> Your instructions
For each entry below, please return its exact wording and leave out any picture.

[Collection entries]

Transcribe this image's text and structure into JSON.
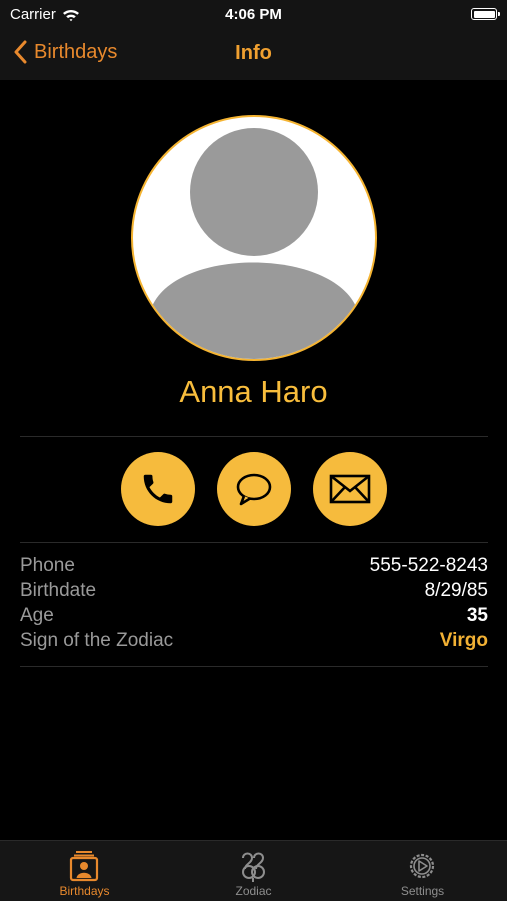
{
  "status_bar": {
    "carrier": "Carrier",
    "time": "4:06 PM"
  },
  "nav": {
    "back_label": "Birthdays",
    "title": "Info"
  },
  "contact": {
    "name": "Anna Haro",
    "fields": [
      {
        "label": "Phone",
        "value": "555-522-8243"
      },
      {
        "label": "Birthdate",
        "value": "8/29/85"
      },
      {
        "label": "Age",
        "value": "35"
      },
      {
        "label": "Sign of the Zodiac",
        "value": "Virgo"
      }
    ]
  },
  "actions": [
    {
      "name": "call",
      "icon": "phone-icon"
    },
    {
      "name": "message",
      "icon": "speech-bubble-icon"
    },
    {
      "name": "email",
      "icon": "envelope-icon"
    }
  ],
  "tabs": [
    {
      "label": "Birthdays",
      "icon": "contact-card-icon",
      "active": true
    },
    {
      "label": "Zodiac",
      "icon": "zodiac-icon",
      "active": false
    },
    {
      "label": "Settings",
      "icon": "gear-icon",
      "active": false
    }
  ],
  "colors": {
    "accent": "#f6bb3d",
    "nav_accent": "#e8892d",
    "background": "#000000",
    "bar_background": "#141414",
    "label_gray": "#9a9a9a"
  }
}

> Solution for this exercise
Transcribe this image's text and structure into JSON.
{
  "status_bar": {
    "carrier": "Carrier",
    "time": "4:06 PM"
  },
  "nav": {
    "back_label": "Birthdays",
    "title": "Info"
  },
  "contact": {
    "name": "Anna Haro",
    "fields": [
      {
        "label": "Phone",
        "value": "555-522-8243"
      },
      {
        "label": "Birthdate",
        "value": "8/29/85"
      },
      {
        "label": "Age",
        "value": "35"
      },
      {
        "label": "Sign of the Zodiac",
        "value": "Virgo"
      }
    ]
  },
  "actions": [
    {
      "name": "call",
      "icon": "phone-icon"
    },
    {
      "name": "message",
      "icon": "speech-bubble-icon"
    },
    {
      "name": "email",
      "icon": "envelope-icon"
    }
  ],
  "tabs": [
    {
      "label": "Birthdays",
      "icon": "contact-card-icon",
      "active": true
    },
    {
      "label": "Zodiac",
      "icon": "zodiac-icon",
      "active": false
    },
    {
      "label": "Settings",
      "icon": "gear-icon",
      "active": false
    }
  ],
  "colors": {
    "accent": "#f6bb3d",
    "nav_accent": "#e8892d",
    "background": "#000000",
    "bar_background": "#141414",
    "label_gray": "#9a9a9a"
  }
}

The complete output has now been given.